These days D&D is most prominently compared to its online successor World of Warcraft. But WoW is not a proper immersive setting, nor do any of your actions change anything in the game.

For that alone, I think WoW is years behind D&D.

Returning to Gary Gygax, there has been a marked outcry from gamers around the globe on the best way to honour his memory. Some have made joking remarks such as "Roll for 1d4 minutes of silence".

But I think the best way to honour Gary would be to create and name a deity in his name. And so, in all my games, there shall be...

"Zagyg, the God of Gaming"

Pet Peeve #3 - Queuing

Australian's, please take note. This is how we Poms queue:

1. Discuss what your companions/relatives/friends want in advance.

2. Stand in line by yourself. Have money on hand, preferably correct change (this is why you were taught Mathematics in school)

3. Declare in a clear loud voice what you want. You are not allowed to change your mind half way through.

4. Take your purchase and leave the queue.

Congratulations, you have queued correctly.

Do not:

* Take your kids with you, all 4 of the little brats, letting them run amok.

* Look at the display or product and wonder to yourself what it is you want. If you don't know, you shouldn't be queuing.

March 13, 2008

Return from the wilderness

After two months of wandering around in the blog wilderness that is the Internet, I have returned.

It's been a fun packed two months and there have been at least one momentus life changing event.

Essentially, my marital status has changed. Yup, Elsha and I have got married.

It was something we had had planned for a long time that once we returned to Australia we would plan a wedding and get hitched. Friends and family were invited over, and there was plenty of merriment. Indeed, it was good to see Kalistro and TheNumNum in person, and it was equally bizarre but fun to have them check out Perth. We did some sightseeing together but ultimately we had to spend a fair bit of time on wedding planning. I have to admit that Elsha did a lot of this - I only helped on the finer details - and everything went off without a hitch.

January 15, 2008

In and Out in the Blink of an Eye

One of the things thats been bothering me since I've been in Perth is that I don't seem to have much of a social life. In London, it was easy. Pubs galore. In fact, Ealing has been long considered to pubs what Las Vegas is to casinos. For example, Castle to Red Lion to Kings Arms to The Green to Park View to Old Orleans to Edwards to North Star to Townhouse... and that's just the ones I remember. Of course, it wasn't all about pubs. I had TBO and J, Kalistro and TNN, and ex-work mates. All in all, I had a varied social calendar.

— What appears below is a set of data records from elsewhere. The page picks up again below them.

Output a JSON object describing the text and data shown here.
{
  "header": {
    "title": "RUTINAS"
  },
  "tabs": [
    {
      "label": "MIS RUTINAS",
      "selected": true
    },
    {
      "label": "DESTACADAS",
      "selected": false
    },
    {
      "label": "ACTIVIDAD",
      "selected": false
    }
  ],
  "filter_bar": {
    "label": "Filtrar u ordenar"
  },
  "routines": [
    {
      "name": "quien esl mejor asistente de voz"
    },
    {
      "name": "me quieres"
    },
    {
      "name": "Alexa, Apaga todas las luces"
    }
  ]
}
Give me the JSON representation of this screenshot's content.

In Perth, though, it just revolves around Elsha's family. Which isn't a bad thing by any means, but I do wish I could get out and about by myself and meet new people.

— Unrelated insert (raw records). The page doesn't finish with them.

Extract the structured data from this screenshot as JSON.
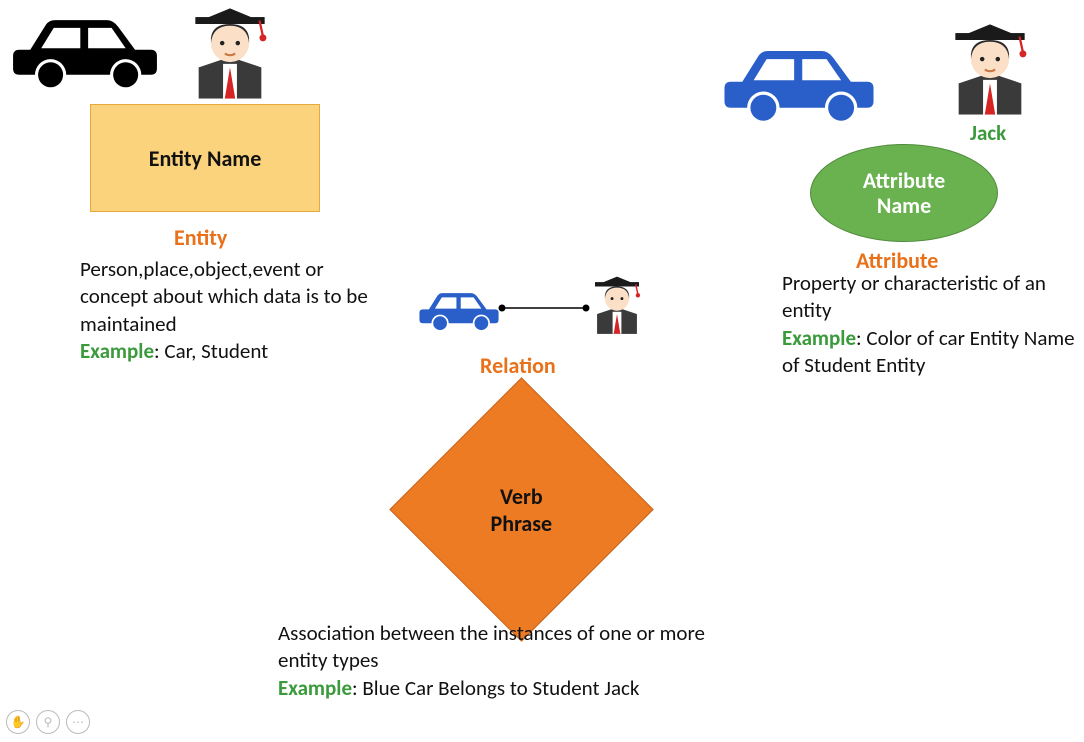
{
  "entity": {
    "box_label": "Entity Name",
    "heading": "Entity",
    "description": "Person,place,object,event or concept about which data is to be maintained",
    "example_prefix": "Example",
    "example_text": ": Car, Student"
  },
  "relation": {
    "diamond_label": "Verb Phrase",
    "heading": "Relation",
    "description": "Association between the instances of one or more entity types",
    "example_prefix": "Example",
    "example_text": ": Blue Car Belongs to Student Jack"
  },
  "attribute": {
    "ellipse_label": "Attribute Name",
    "heading": "Attribute",
    "jack_label": "Jack",
    "description": "Property or characteristic of an entity",
    "example_prefix": "Example",
    "example_text": ": Color of car Entity Name of Student Entity"
  },
  "toolbar": {
    "hand": "✋",
    "zoom": "⚲",
    "more": "⋯"
  }
}
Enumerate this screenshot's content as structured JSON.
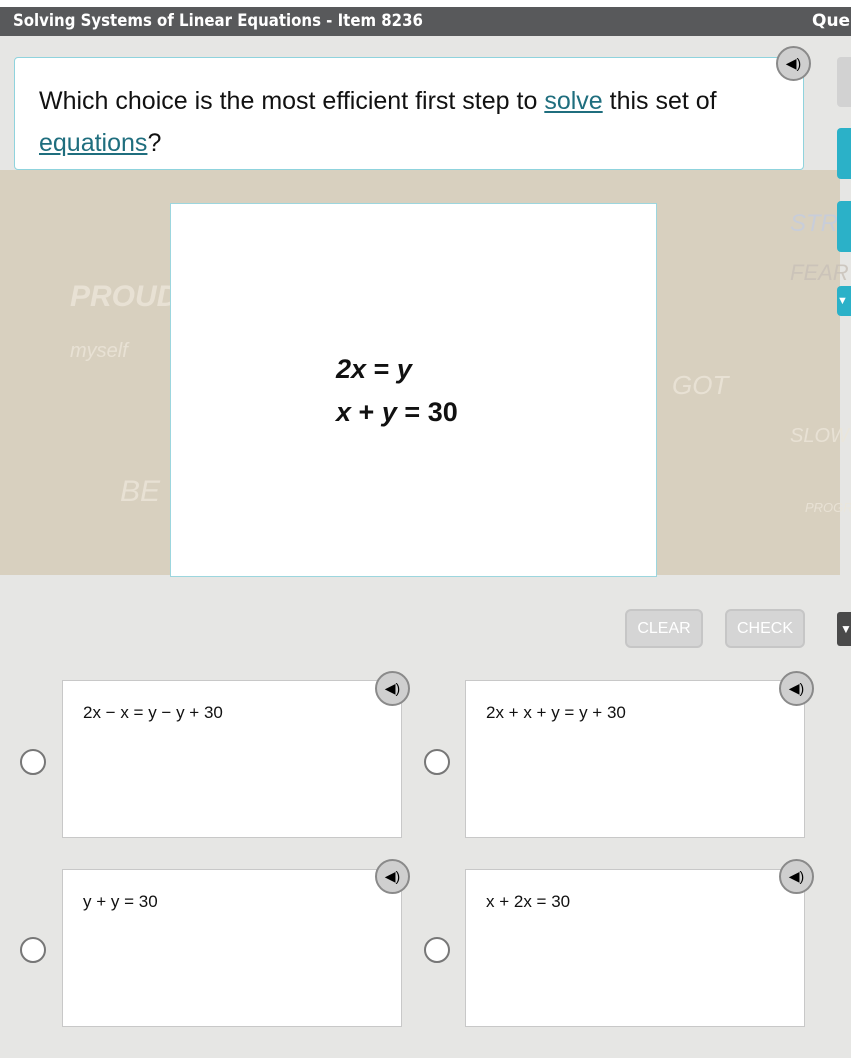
{
  "header": {
    "title": "Solving Systems of Linear Equations - Item 8236",
    "right_label": "Ques"
  },
  "prompt": {
    "before": "Which choice is the most efficient first step to ",
    "link1": "solve",
    "middle": " this set of ",
    "link2": "equations",
    "after": "?"
  },
  "equations": {
    "line1": {
      "left": "2x",
      "op": "=",
      "right": "y"
    },
    "line2": {
      "a": "x",
      "plus": "+",
      "b": "y",
      "op": "=",
      "c": "30"
    }
  },
  "background_text": [
    "PROUD",
    "myself",
    "BE",
    "GOT",
    "STRO",
    "FEAR",
    "SLOW",
    "PROGR"
  ],
  "buttons": {
    "clear": "CLEAR",
    "check": "CHECK"
  },
  "choices": [
    {
      "label": "2x − x = y − y + 30",
      "selected": false
    },
    {
      "label": "2x + x + y = y + 30",
      "selected": false
    },
    {
      "label": "y + y = 30",
      "selected": false
    },
    {
      "label": "x + 2x = 30",
      "selected": false
    }
  ],
  "colors": {
    "header": "#58595b",
    "accent": "#2bb1c8",
    "link": "#1f6e7e"
  },
  "icons": {
    "audio": "speaker-icon",
    "dropdown": "triangle-down-icon"
  }
}
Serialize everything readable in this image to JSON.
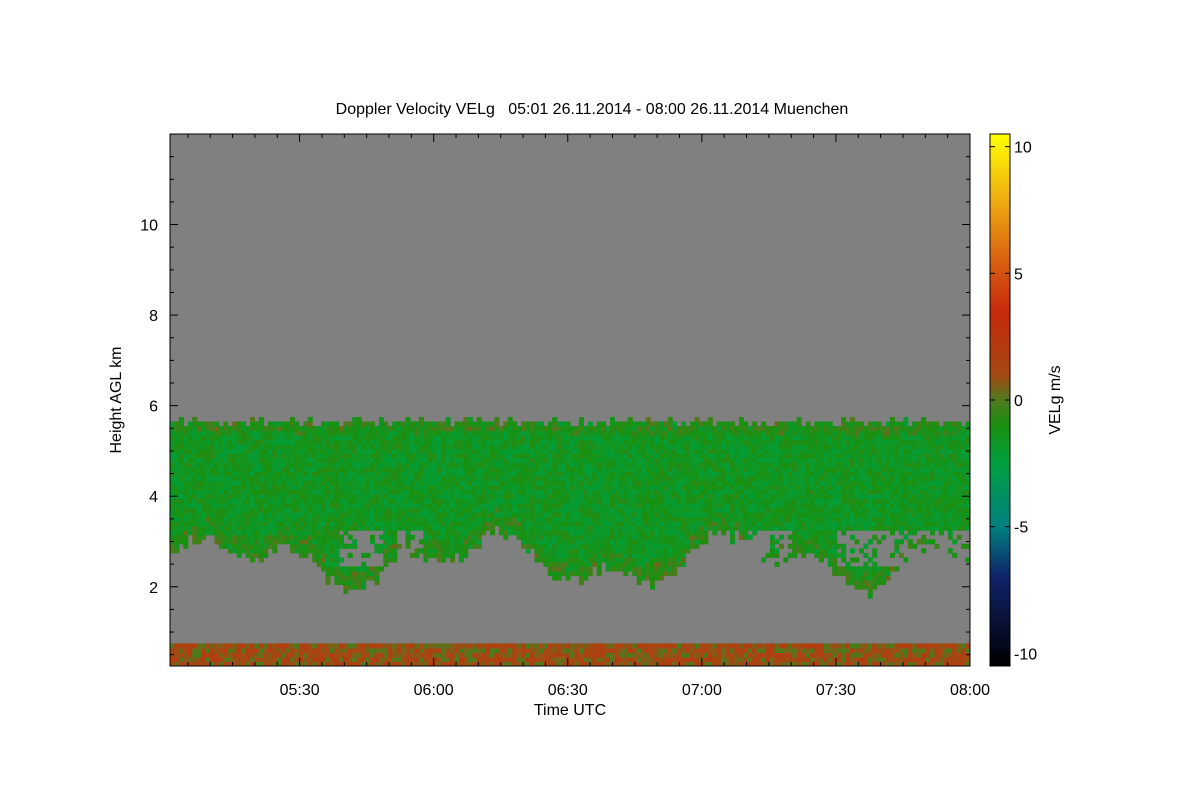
{
  "chart_data": {
    "type": "heatmap",
    "title": "Doppler Velocity VELg   05:01 26.11.2014 - 08:00 26.11.2014 Muenchen",
    "xlabel": "Time UTC",
    "ylabel": "Height AGL km",
    "colorbar_label": "VELg m/s",
    "x_range": [
      "05:01",
      "08:00"
    ],
    "x_tick_labels": [
      "05:30",
      "06:00",
      "06:30",
      "07:00",
      "07:30",
      "08:00"
    ],
    "x_tick_minutes": [
      30,
      60,
      90,
      120,
      150,
      180
    ],
    "x_start_minute": 1,
    "x_end_minute": 180,
    "ylim": [
      0.25,
      12.0
    ],
    "y_ticks": [
      2,
      4,
      6,
      8,
      10
    ],
    "y_tick_labels": [
      "2",
      "4",
      "6",
      "8",
      "10"
    ],
    "color_range": [
      -10.5,
      10.5
    ],
    "colorbar_ticks": [
      10,
      5,
      0,
      -5,
      -10
    ],
    "colorbar_tick_labels": [
      "10",
      "5",
      "0",
      "-5",
      "-10"
    ],
    "colormap": [
      {
        "value": -10.5,
        "color": "#000000"
      },
      {
        "value": -7.0,
        "color": "#10226a"
      },
      {
        "value": -5.0,
        "color": "#007f80"
      },
      {
        "value": -2.5,
        "color": "#00a040"
      },
      {
        "value": -1.0,
        "color": "#1a9010"
      },
      {
        "value": 0.0,
        "color": "#4f7a1e"
      },
      {
        "value": 1.0,
        "color": "#a54812"
      },
      {
        "value": 3.5,
        "color": "#c72a0c"
      },
      {
        "value": 5.5,
        "color": "#d86010"
      },
      {
        "value": 8.0,
        "color": "#f0b010"
      },
      {
        "value": 10.5,
        "color": "#ffff00"
      }
    ],
    "no_signal_color": "#808080",
    "regions": [
      {
        "feature": "cloud layer",
        "t_start": 1,
        "t_end": 180,
        "z_bottom_min": 1.8,
        "z_bottom_max": 3.2,
        "z_top": 5.6,
        "velocity_typical": -1.5
      },
      {
        "feature": "near-surface layer",
        "t_start": 1,
        "t_end": 180,
        "z_bottom": 0.25,
        "z_top": 0.7,
        "velocity_typical": 0.5
      },
      {
        "feature": "clear-air gaps",
        "z_range": [
          2.4,
          3.2
        ],
        "times": [
          [
            38,
            48
          ],
          [
            51,
            57
          ],
          [
            127,
            140
          ],
          [
            150,
            180
          ]
        ]
      }
    ]
  }
}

So, over the past 2 months, I've been trying to get myself inserted into a roleplaying group. And I pretty much succeeded when last Saturday, I ended up in a group rolling up a Dwarf Fighter. Yay.
But then came the bad news. They wanted to meet up next week. And the week after, and a week after that. In fact, they wanted to meet EVERY week.

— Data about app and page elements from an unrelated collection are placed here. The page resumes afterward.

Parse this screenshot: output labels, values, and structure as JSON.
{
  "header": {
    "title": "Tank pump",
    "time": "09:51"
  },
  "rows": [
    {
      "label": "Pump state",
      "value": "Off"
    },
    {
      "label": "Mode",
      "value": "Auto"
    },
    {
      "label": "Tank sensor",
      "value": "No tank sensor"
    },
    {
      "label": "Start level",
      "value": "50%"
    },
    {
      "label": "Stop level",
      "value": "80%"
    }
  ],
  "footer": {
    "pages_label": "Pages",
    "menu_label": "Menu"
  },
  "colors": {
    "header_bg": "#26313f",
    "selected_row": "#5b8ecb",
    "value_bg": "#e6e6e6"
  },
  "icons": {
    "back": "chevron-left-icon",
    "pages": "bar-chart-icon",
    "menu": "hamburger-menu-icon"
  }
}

Now, I'm not sure about you, but there are some things I like to do on weekends. Go to the cinema, go shopping, laze around the house, etc. Sometimes, I don't want to go roleplaying. So I politely told them that I wasn't really able to commit to an "every week" kind of thing.

At which point I got forced out of the group and into the sidelines. Of course, no one actually forced me but the silence started to become unbearable. I have to say, 5 hours in a group is a new world record for me, especially since I have to say I was probably the second only experienced player there.

So now I'm back to looking for a new group. Hopefully one that actually lets its players spend time on weekends doing things other than roleplaying.